I was invited to speak about Digital Disruption at the World Knowledge Forum in Seoul based on the story of Doodle and the rise of our application to become the world’s standard for online group scheduling. Here are some of my notes and some of the questions answered to a highly interested forum. The crowd consisted of business people, startup entrepreneurs and education specialists from all over Asia and a good number of students from local Korean Universities.
My explanation of Doodle as the perfect case of digital disruption emphasised on the need of startup entrepreneurs to come up with an idea that substitutes a real problem. The founders of Doodle really got that point right: how can we use a digital tool helping us to avoid unproductive series of messages, calls, whatsapp messages and the like: the solution is Doodle helping you to become productive when managing your time. On average we save 15 minutes time in creating an appointment of four or more people – that is what we call productivity application.
Current trends for Doodle besides being a great showcase for digital disruption in action is that we realise that social scheduling is global and not only European. Doodle grows fastest outside Europe, scheduling appointments is really a global challenge.
A real success factor for Doodle was that the inherent virality helped keep marketing costs low initially. For every Doodle poll set-up new users were invited by the initiators, hence the usage of the application grew by itself. Wonderful!
And last but not least we are seeing a huge mobile shift with the usage of Doodle’s apps and mobile-web solutions growing rapidly and we forecast a 50/50 split of mobile vs. desktop usage to happen in 2016, at the latest.
In subsequent discussions I was asked about the challenges for founders and in my view these are pretty much the same, whether being in Europe or Asia. There are a few secrets of startup success, in summary I would name these Top 3:
1. Timing is crucial – in my view you could even without any money and with an average founding team become successful if your product fulfils a real market need at the right time, hence customers begin to love your product or service and purchase your offering. Take that money and invest in a great team and improve your business case.
2. Good Idea and Business Model – this is what makes startups grow big. Think big when founding, take your time when setting it up and don’t be shy to change parameters when needed.
3. Founding Team – yes this should be a team, at least in my view. You definitely need an idea person to be complemented by someone who can deliver the product. Both are needed and both are complementing each other with their individual strengths. Make sure that you are founding with partners that you can live with for a long time, almost as if this is your ‘business’ marriage.
So what are the differences to startups from the Silicon Valley or even add-on challenges European or Asian startups face.
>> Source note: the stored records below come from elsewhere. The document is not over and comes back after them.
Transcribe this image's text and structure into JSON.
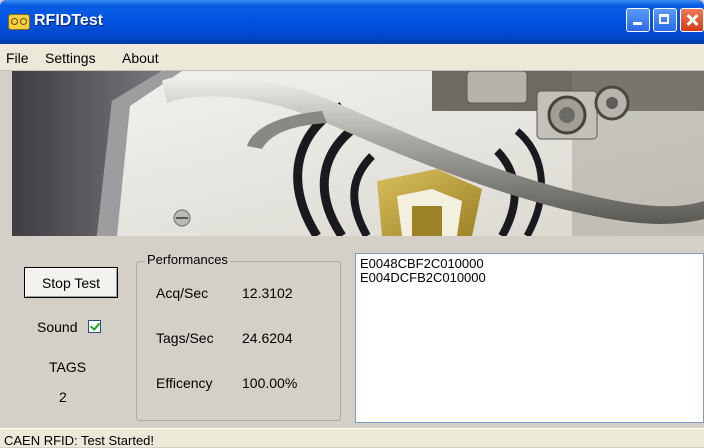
{
  "window": {
    "title": "RFIDTest"
  },
  "menu": {
    "items": [
      "File",
      "Settings",
      "About"
    ]
  },
  "controls": {
    "stop_button_label": "Stop Test",
    "sound_label": "Sound",
    "sound_checked": true,
    "tags_label": "TAGS",
    "tags_count": "2"
  },
  "performances": {
    "title": "Performances",
    "rows": [
      {
        "label": "Acq/Sec",
        "value": "12.3102"
      },
      {
        "label": "Tags/Sec",
        "value": "24.6204"
      },
      {
        "label": "Efficency",
        "value": "100.00%"
      }
    ]
  },
  "tag_list": [
    "E0048CBF2C010000",
    "E004DCFB2C010000"
  ],
  "status": {
    "text": "CAEN RFID: Test Started!"
  },
  "colors": {
    "title_bar": "#0054e3",
    "window_bg": "#d4d0c8",
    "close_button": "#d23c17"
  }
}
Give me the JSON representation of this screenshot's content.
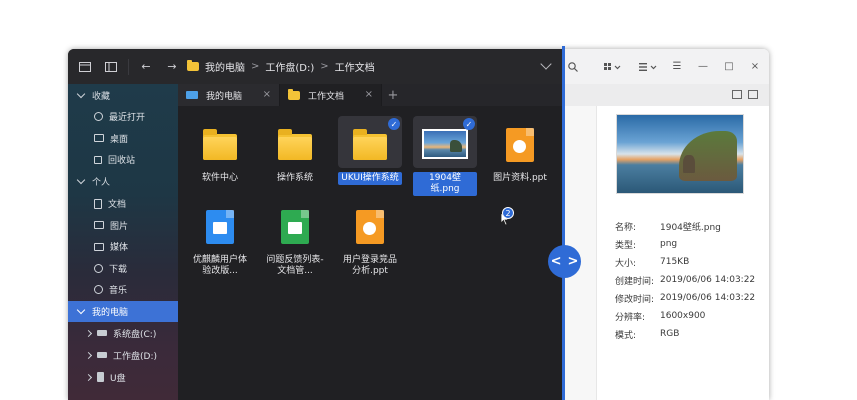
{
  "toolbar": {
    "nav_back": "←",
    "nav_forward": "→",
    "breadcrumb": [
      "我的电脑",
      "工作盘(D:)",
      "工作文档"
    ],
    "crumb_sep": ">"
  },
  "sidebar": {
    "groups": [
      {
        "label": "收藏",
        "items": [
          "最近打开",
          "桌面",
          "回收站"
        ]
      },
      {
        "label": "个人",
        "items": [
          "文档",
          "图片",
          "媒体",
          "下载",
          "音乐"
        ]
      }
    ],
    "computer": {
      "label": "我的电脑",
      "drives": [
        "系统盘(C:)",
        "工作盘(D:)",
        "U盘"
      ]
    }
  },
  "tabs": [
    {
      "label": "我的电脑",
      "close": "×"
    },
    {
      "label": "工作文档",
      "close": "×"
    }
  ],
  "tab_add": "+",
  "files": [
    {
      "name": "软件中心",
      "type": "folder",
      "selected": false
    },
    {
      "name": "操作系统",
      "type": "folder",
      "selected": false
    },
    {
      "name": "UKUI操作系统",
      "type": "folder",
      "selected": true
    },
    {
      "name": "1904壁纸.png",
      "type": "image",
      "selected": true
    },
    {
      "name": "图片资料.ppt",
      "type": "ppt",
      "selected": false
    },
    {
      "name": "优麒麟用户体验改版...",
      "type": "doc",
      "selected": false
    },
    {
      "name": "问题反馈列表-文档管...",
      "type": "sheet",
      "selected": false
    },
    {
      "name": "用户登录竞品分析.ppt",
      "type": "ppt",
      "selected": false
    }
  ],
  "check_mark": "✓",
  "drag_badge": "2",
  "handle": {
    "left": "<",
    "right": ">"
  },
  "right_toolbar": {
    "menu": "☰",
    "minimize": "—",
    "maximize": "□",
    "close": "×"
  },
  "details": {
    "rows": [
      {
        "key": "名称:",
        "value": "1904壁纸.png"
      },
      {
        "key": "类型:",
        "value": "png"
      },
      {
        "key": "大小:",
        "value": "715KB"
      },
      {
        "key": "创建时间:",
        "value": "2019/06/06  14:03:22"
      },
      {
        "key": "修改时间:",
        "value": "2019/06/06  14:03:22"
      },
      {
        "key": "分辨率:",
        "value": "1600x900"
      },
      {
        "key": "模式:",
        "value": "RGB"
      }
    ]
  },
  "colors": {
    "accent": "#2f6bd6",
    "folder": "#f5c232",
    "dark_bg": "#202023"
  }
}
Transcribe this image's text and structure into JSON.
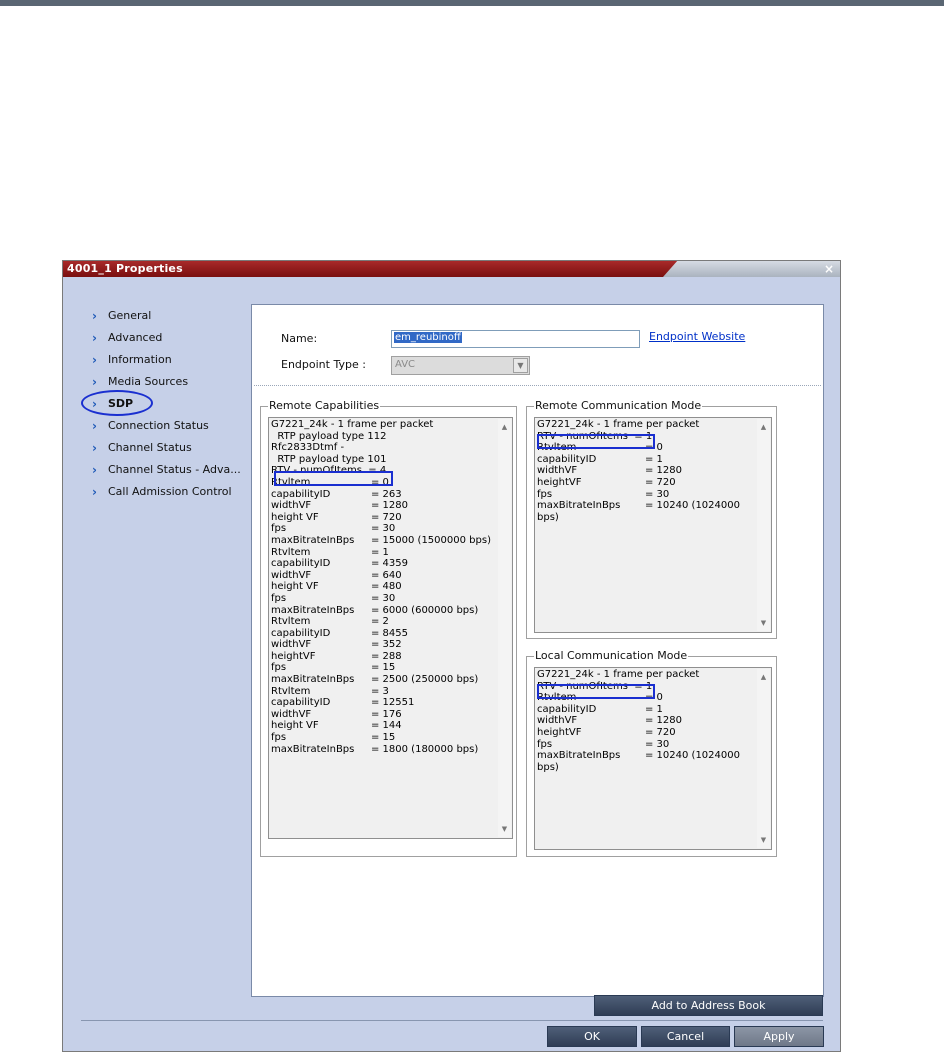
{
  "window": {
    "title": "4001_1 Properties",
    "close_label": "×"
  },
  "nav": {
    "items": [
      {
        "label": "General"
      },
      {
        "label": "Advanced"
      },
      {
        "label": "Information"
      },
      {
        "label": "Media Sources"
      },
      {
        "label": "SDP",
        "active": true
      },
      {
        "label": "Connection Status"
      },
      {
        "label": "Channel Status"
      },
      {
        "label": "Channel Status - Adva..."
      },
      {
        "label": "Call Admission Control"
      }
    ],
    "chevron": "›"
  },
  "form": {
    "name_label": "Name:",
    "name_value": "em_reubinoff",
    "website_link": "Endpoint Website",
    "type_label": "Endpoint Type :",
    "type_value": "AVC"
  },
  "remote_capabilities": {
    "title": "Remote Capabilities",
    "lines": [
      {
        "k": "G7221_24k - 1 frame per packet",
        "v": ""
      },
      {
        "k": "  RTP payload type 112",
        "v": ""
      },
      {
        "k": "Rfc2833Dtmf -",
        "v": ""
      },
      {
        "k": "  RTP payload type 101",
        "v": ""
      },
      {
        "k": "RTV - numOfItems  = 4",
        "v": ""
      },
      {
        "k": "Rtvltem",
        "v": "= 0"
      },
      {
        "k": "capabilityID",
        "v": "= 263"
      },
      {
        "k": "widthVF",
        "v": "= 1280"
      },
      {
        "k": "height VF",
        "v": "= 720"
      },
      {
        "k": "fps",
        "v": "= 30"
      },
      {
        "k": "maxBitrateInBps",
        "v": "= 15000 (1500000 bps)"
      },
      {
        "k": "Rtvltem",
        "v": "= 1"
      },
      {
        "k": "capabilityID",
        "v": "= 4359"
      },
      {
        "k": "widthVF",
        "v": "= 640"
      },
      {
        "k": "height VF",
        "v": "= 480"
      },
      {
        "k": "fps",
        "v": "= 30"
      },
      {
        "k": "maxBitrateInBps",
        "v": "= 6000 (600000 bps)"
      },
      {
        "k": "Rtvltem",
        "v": "= 2"
      },
      {
        "k": "capabilityID",
        "v": "= 8455"
      },
      {
        "k": "widthVF",
        "v": "= 352"
      },
      {
        "k": "heightVF",
        "v": "= 288"
      },
      {
        "k": "fps",
        "v": "= 15"
      },
      {
        "k": "maxBitrateInBps",
        "v": "= 2500 (250000 bps)"
      },
      {
        "k": "Rtvltem",
        "v": "= 3"
      },
      {
        "k": "capabilityID",
        "v": "= 12551"
      },
      {
        "k": "widthVF",
        "v": "= 176"
      },
      {
        "k": "height VF",
        "v": "= 144"
      },
      {
        "k": "fps",
        "v": "= 15"
      },
      {
        "k": "maxBitrateInBps",
        "v": "= 1800 (180000 bps)"
      }
    ]
  },
  "remote_comm_mode": {
    "title": "Remote Communication Mode",
    "lines": [
      {
        "k": "G7221_24k - 1 frame per packet",
        "v": ""
      },
      {
        "k": "RTV - numOfItems  = 1",
        "v": ""
      },
      {
        "k": "Rtvltem",
        "v": "= 0"
      },
      {
        "k": "capabilityID",
        "v": "= 1"
      },
      {
        "k": "widthVF",
        "v": "= 1280"
      },
      {
        "k": "heightVF",
        "v": "= 720"
      },
      {
        "k": "fps",
        "v": "= 30"
      },
      {
        "k": "maxBitrateInBps",
        "v": "= 10240 (1024000"
      },
      {
        "k": "bps)",
        "v": ""
      }
    ]
  },
  "local_comm_mode": {
    "title": "Local Communication Mode",
    "lines": [
      {
        "k": "G7221_24k - 1 frame per packet",
        "v": ""
      },
      {
        "k": "RTV - numOfItems  = 1",
        "v": ""
      },
      {
        "k": "Rtvltem",
        "v": "= 0"
      },
      {
        "k": "capabilityID",
        "v": "= 1"
      },
      {
        "k": "widthVF",
        "v": "= 1280"
      },
      {
        "k": "heightVF",
        "v": "= 720"
      },
      {
        "k": "fps",
        "v": "= 30"
      },
      {
        "k": "maxBitrateInBps",
        "v": "= 10240 (1024000"
      },
      {
        "k": "bps)",
        "v": ""
      }
    ]
  },
  "buttons": {
    "add_to_address_book": "Add to Address Book",
    "ok": "OK",
    "cancel": "Cancel",
    "apply": "Apply"
  },
  "scroll": {
    "up": "▲",
    "down": "▼"
  },
  "colors": {
    "title_bar": "#8f1b1b",
    "highlight": "#1a2fd0",
    "link": "#0030c8"
  }
}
I guess I’ll write about this part in another post, as I have to board a plane now to fly back to Europe.
It was fascinating to be speaking in Seoul at the World Knowledge Forum, many thanks to the organisers and to all contributors of making this forum and my discussions such a great experience.